A three-dimensional intestinal tissue model reveals factors and small regulatory RNAs important for colonization with Campylobacter jejuni
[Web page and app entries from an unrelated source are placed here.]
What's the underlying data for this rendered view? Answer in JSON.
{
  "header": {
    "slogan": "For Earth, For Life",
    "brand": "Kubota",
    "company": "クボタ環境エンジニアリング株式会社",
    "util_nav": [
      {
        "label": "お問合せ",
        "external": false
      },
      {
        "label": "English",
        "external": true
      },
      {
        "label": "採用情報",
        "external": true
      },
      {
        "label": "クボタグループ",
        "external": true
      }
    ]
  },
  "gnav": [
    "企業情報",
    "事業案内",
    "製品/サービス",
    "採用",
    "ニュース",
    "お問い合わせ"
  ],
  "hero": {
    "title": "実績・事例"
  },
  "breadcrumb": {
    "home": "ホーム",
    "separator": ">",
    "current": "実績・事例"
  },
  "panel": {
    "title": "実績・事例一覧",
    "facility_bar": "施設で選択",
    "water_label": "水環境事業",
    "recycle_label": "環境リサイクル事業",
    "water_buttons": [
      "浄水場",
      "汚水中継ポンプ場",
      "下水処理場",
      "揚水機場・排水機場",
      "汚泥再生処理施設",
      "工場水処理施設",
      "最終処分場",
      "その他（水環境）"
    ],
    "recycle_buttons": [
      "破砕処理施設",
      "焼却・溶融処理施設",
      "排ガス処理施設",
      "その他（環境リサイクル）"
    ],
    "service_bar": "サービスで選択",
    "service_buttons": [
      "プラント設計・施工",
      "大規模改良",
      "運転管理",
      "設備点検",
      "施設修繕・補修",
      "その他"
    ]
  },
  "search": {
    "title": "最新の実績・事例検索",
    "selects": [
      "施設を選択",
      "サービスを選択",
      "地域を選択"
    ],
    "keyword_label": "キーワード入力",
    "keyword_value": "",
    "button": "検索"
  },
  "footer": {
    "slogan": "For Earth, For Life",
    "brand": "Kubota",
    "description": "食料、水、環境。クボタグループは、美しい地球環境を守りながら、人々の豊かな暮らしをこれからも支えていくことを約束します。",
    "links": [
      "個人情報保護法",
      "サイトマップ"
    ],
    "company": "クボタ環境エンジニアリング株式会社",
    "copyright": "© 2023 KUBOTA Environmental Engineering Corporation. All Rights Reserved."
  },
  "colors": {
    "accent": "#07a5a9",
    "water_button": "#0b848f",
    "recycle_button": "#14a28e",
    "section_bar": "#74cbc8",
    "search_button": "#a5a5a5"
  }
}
The Gram-negative Epsilonproteobacterium Campylobacter jejuni is currently the most prevalent bacterial foodborne pathogen. Like for many other human pathogens, infection studies with C. jejuni mainly employ artificial animal or cell culture models that can be limited in their ability to reflect the in-vivo environment within the human host. Here, we report the development and application of a human three-dimensional (3D) infection model based on tissue engineering to study host-pathogen interactions. Our intestinal 3D tissue model is built on a decellularized extracellular matrix scaffold, which is reseeded with human Caco-2 cells. Dynamic culture conditions enable the formation of a polarized mucosal epithelial barrier reminiscent of the 3D microarchitecture of the human small intestine. Infection with C. jejuni demonstrates that the 3D tissue model can reveal isolate-dependent colonization and barrier disruption phenotypes accompanied by perturbed localization of cell-cell junctions. Pathogenesis-related phenotypes of C. jejuni mutant strains in the 3D model deviated from those obtained with 2D-monolayers, but recapitulated phenotypes previously observed in animal models. Moreover, we demonstrate the involvement of a small regulatory RNA pair, CJnc180/190, during infections and observe different phenotypes of CJnc180/190 mutant strains in 2D vs. 3D infection models. Hereby, the CJnc190 sRNA exerts its pathogenic influence, at least in part, via repression of PtmG, which is involved in flagellin modification. Our results suggest that the Caco-2 cell-based 3D tissue model is a valuable and biologically relevant tool between in-vitro and in-vivo infection models to study virulence of C. jejuni and other gastrointestinal pathogens.